Gold bars are a staple of Ireland’s economy, and it’s one of the reasons why Ireland is the only country in the EU to still be allowed to export gold.
The country’s gold sales have risen from a mere €2.5bn in 2014 to €4.3bn in 2017, according to the Central Statistics Office (CSO), with a peak of €17.3 billion in 2016.
Gold bars are sold in Ireland as a convenience item and, although the country’s exports are also worth about €5bn, it’s the gold bars which are the main export category.
There are currently around 1.3 million gold bars, with the vast majority of them owned by Irish households, but the Irish Central Bank has started to buy up to €2,000 worth of gold each week.
At the same time, the price of gold has fallen in recent years, and Ireland is now importing around half its gold imports.
Gold exports are an important part of the Irish economy, with exports to the UK totalling €1.9bn in 2018, with a further €837m coming from the US.
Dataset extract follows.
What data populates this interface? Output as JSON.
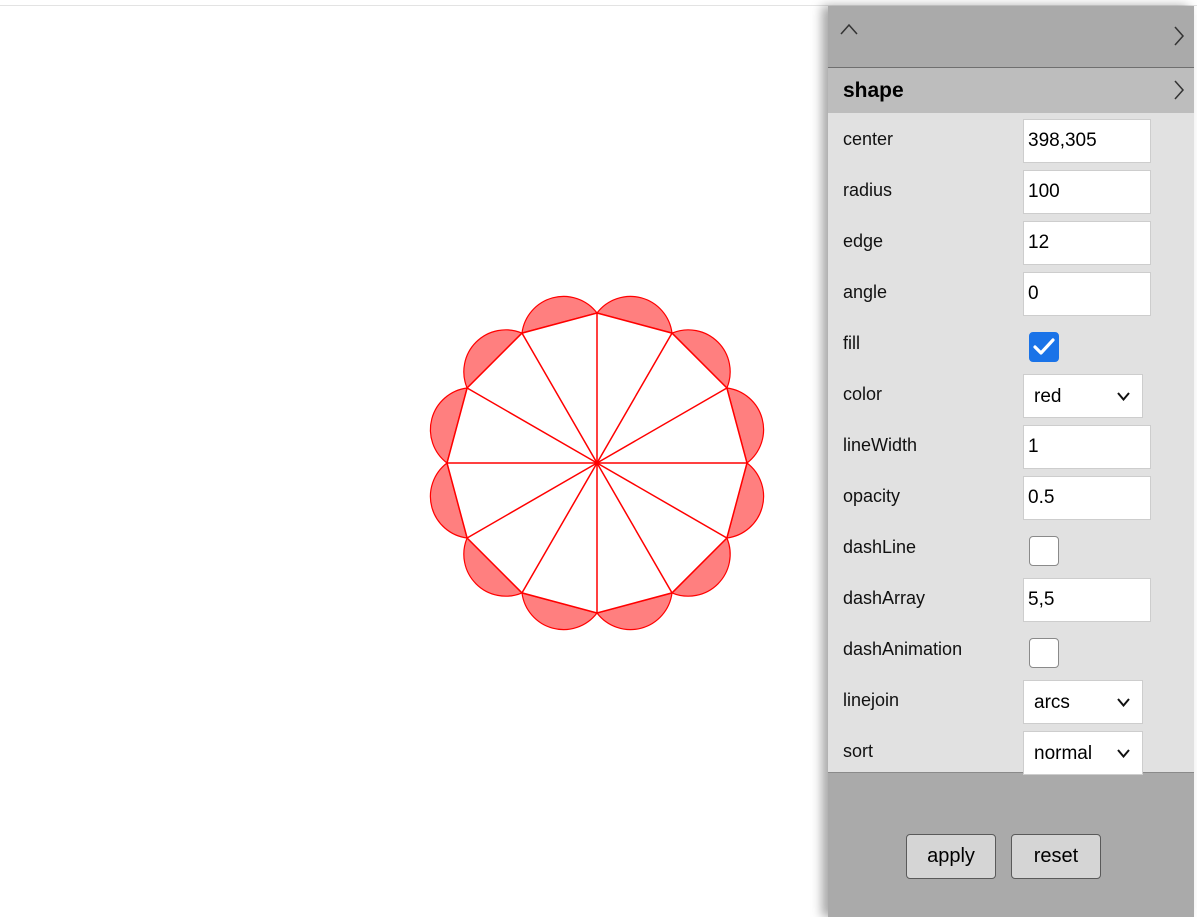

Gold imports from the UK are worth €1,000 each, and the Irish Government recently announced it was opening up the Irish market for the US and European demand, with plans to buy around €30bn worth of US gold in the next three years.
The European Central Bank is also investing in the Irish gold market, with an initial investment of €1bn.
The Government has also announced it is buying up to 200 tonnes of Irish gold in 2017.